(Data about app and page elements)
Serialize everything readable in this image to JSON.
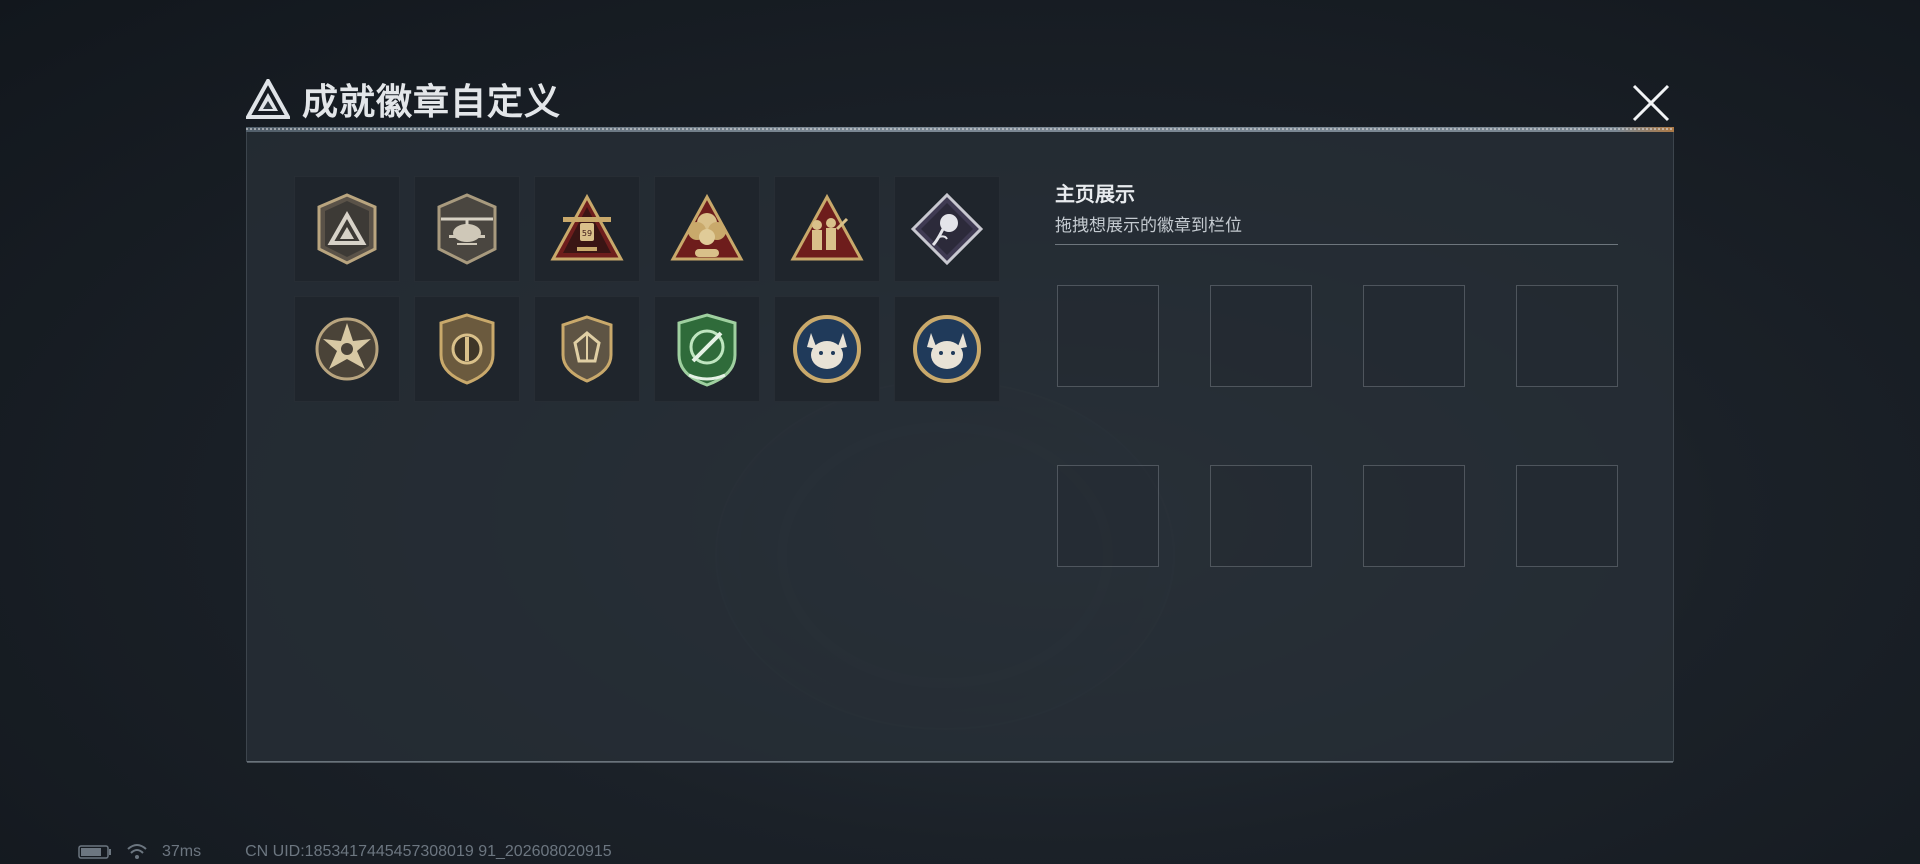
{
  "title": "成就徽章自定义",
  "icons": {
    "title_logo": "triangle-logo-icon",
    "close": "close-icon",
    "battery": "battery-icon",
    "wifi": "wifi-icon"
  },
  "badges": [
    {
      "icon": "shield-logo-badge-icon"
    },
    {
      "icon": "helicopter-badge-icon"
    },
    {
      "icon": "ammo-59-triangle-badge-icon"
    },
    {
      "icon": "explosion-triangle-badge-icon"
    },
    {
      "icon": "soldiers-triangle-badge-icon"
    },
    {
      "icon": "rose-diamond-badge-icon"
    },
    {
      "icon": "star-skull-badge-icon"
    },
    {
      "icon": "bronze-shield-badge-icon"
    },
    {
      "icon": "gem-shield-badge-icon"
    },
    {
      "icon": "green-knife-shield-badge-icon"
    },
    {
      "icon": "lynx-badge-icon"
    },
    {
      "icon": "lynx-alt-badge-icon"
    }
  ],
  "showcase": {
    "title": "主页展示",
    "subtitle": "拖拽想展示的徽章到栏位",
    "slot_count": 8
  },
  "status": {
    "ping": "37ms",
    "uid": "CN UID:1853417445457308019 91_202608020915"
  },
  "colors": {
    "gold": "#c9a96b",
    "dark_red": "#6e1d1c",
    "green": "#2f6b3a",
    "navy": "#203a5a"
  }
}
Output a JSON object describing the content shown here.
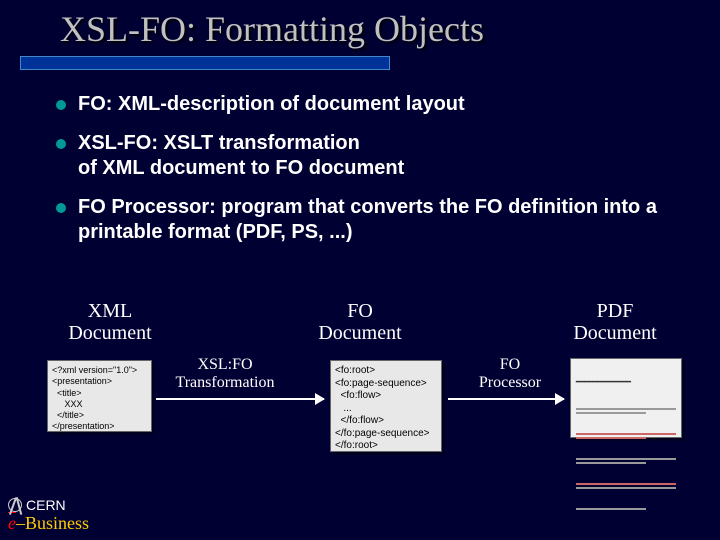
{
  "title": "XSL-FO: Formatting Objects",
  "bullets": [
    "FO: XML-description of document layout",
    "XSL-FO: XSLT transformation\nof XML document to FO document",
    "FO Processor: program that converts the FO definition into a printable format (PDF, PS, ...)"
  ],
  "diagram": {
    "labels": {
      "xml": "XML\nDocument",
      "fo": "FO\nDocument",
      "pdf": "PDF\nDocument"
    },
    "arrows": {
      "xslfo": "XSL:FO\nTransformation",
      "processor": "FO\nProcessor"
    },
    "xml_content": "<?xml version=\"1.0\">\n<presentation>\n  <title>\n     XXX\n  </title>\n</presentation>",
    "fo_content": "<fo:root>\n<fo:page-sequence>\n  <fo:flow>\n   ...\n  </fo:flow>\n</fo:page-sequence>\n</fo:root>"
  },
  "footer": {
    "cern": "CERN",
    "ebiz_e": "e",
    "ebiz_dash": "–",
    "ebiz_rest": "Business"
  }
}
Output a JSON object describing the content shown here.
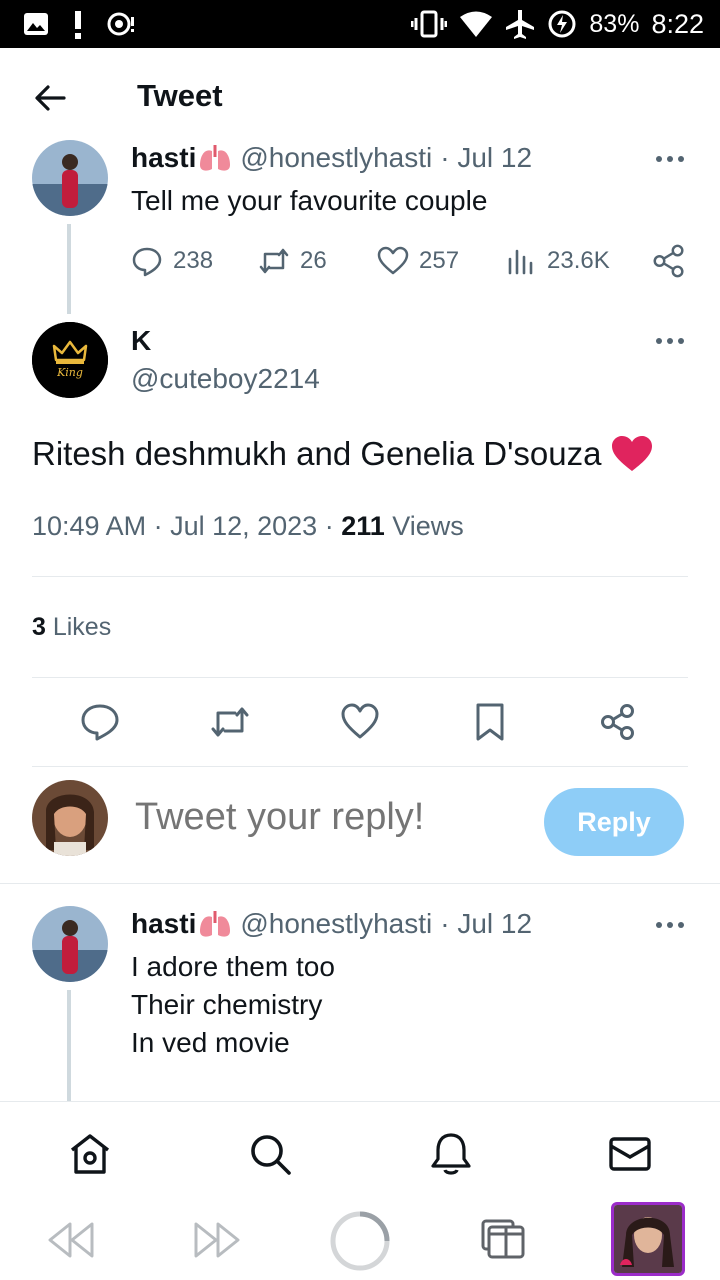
{
  "status_bar": {
    "battery": "83%",
    "time": "8:22"
  },
  "header": {
    "title": "Tweet"
  },
  "parent_tweet": {
    "name": "hasti",
    "handle": "@honestlyhasti",
    "date": "· Jul 12",
    "text": "Tell me your favourite couple",
    "replies": "238",
    "retweets": "26",
    "likes": "257",
    "views": "23.6K"
  },
  "main_tweet": {
    "name": "K",
    "handle": "@cuteboy2214",
    "avatar_text": "King",
    "text": "Ritesh deshmukh and Genelia D'souza",
    "timestamp": "10:49 AM · Jul 12, 2023 · ",
    "views_count": "211",
    "views_label": " Views",
    "likes_count": "3",
    "likes_label": " Likes"
  },
  "reply_box": {
    "placeholder": "Tweet your reply!",
    "button": "Reply"
  },
  "reply_tweet": {
    "name": "hasti",
    "handle": "@honestlyhasti",
    "date": "· Jul 12",
    "line1": "I adore them too",
    "line2": "Their chemistry",
    "line3": "In ved movie"
  },
  "colors": {
    "accent": "#1d9bf0",
    "reply_button_disabled": "#8ecdf7",
    "heart_red": "#e0245e",
    "muted_text": "#536471"
  }
}
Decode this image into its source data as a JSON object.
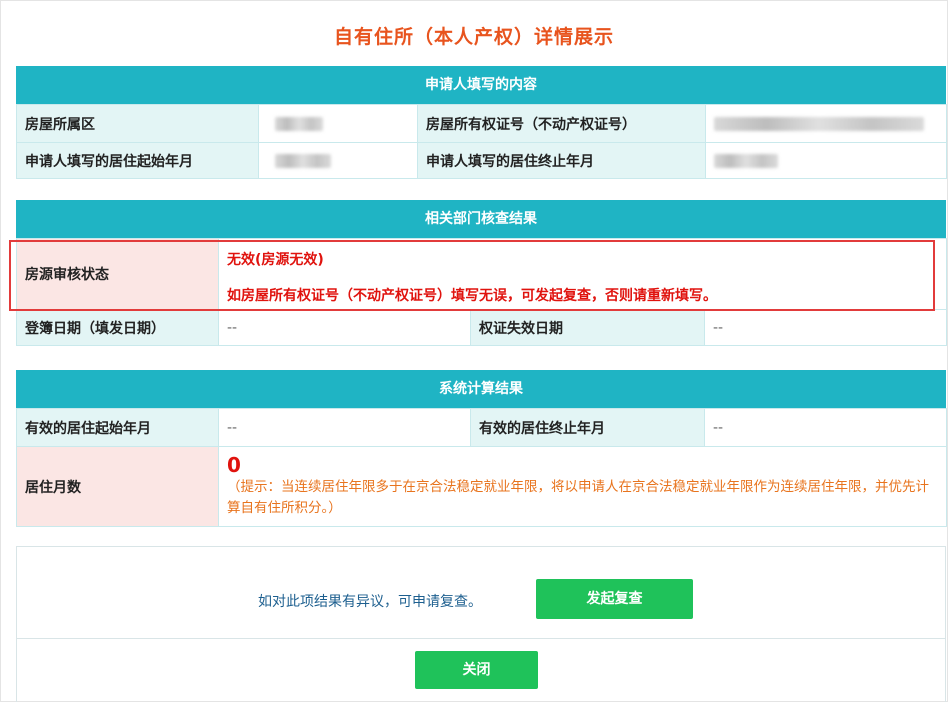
{
  "title": "自有住所（本人产权）详情展示",
  "applicant_section": {
    "header": "申请人填写的内容",
    "district_label": "房屋所属区",
    "certificate_label": "房屋所有权证号（不动产权证号）",
    "start_label": "申请人填写的居住起始年月",
    "end_label": "申请人填写的居住终止年月"
  },
  "review_section": {
    "header": "相关部门核查结果",
    "status_label": "房源审核状态",
    "status_value": "无效(房源无效)",
    "status_note": "如房屋所有权证号（不动产权证号）填写无误，可发起复查，否则请重新填写。",
    "register_date_label": "登簿日期（填发日期）",
    "register_date_value": "--",
    "expire_label": "权证失效日期",
    "expire_value": "--"
  },
  "calc_section": {
    "header": "系统计算结果",
    "valid_start_label": "有效的居住起始年月",
    "valid_start_value": "--",
    "valid_end_label": "有效的居住终止年月",
    "valid_end_value": "--",
    "months_label": "居住月数",
    "months_value": "0",
    "hint": "（提示：当连续居住年限多于在京合法稳定就业年限，将以申请人在京合法稳定就业年限作为连续居住年限，并优先计算自有住所积分。）"
  },
  "footer": {
    "dispute_text": "如对此项结果有异议，可申请复查。",
    "review_button": "发起复查",
    "close_button": "关闭"
  },
  "colors": {
    "accent_header": "#1fb4c4",
    "title": "#e8541e",
    "error": "#e0130e",
    "hint": "#e8741e",
    "button": "#1fc25a",
    "highlight_border": "#e23b3b"
  }
}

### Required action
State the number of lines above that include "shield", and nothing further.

### Finished task
4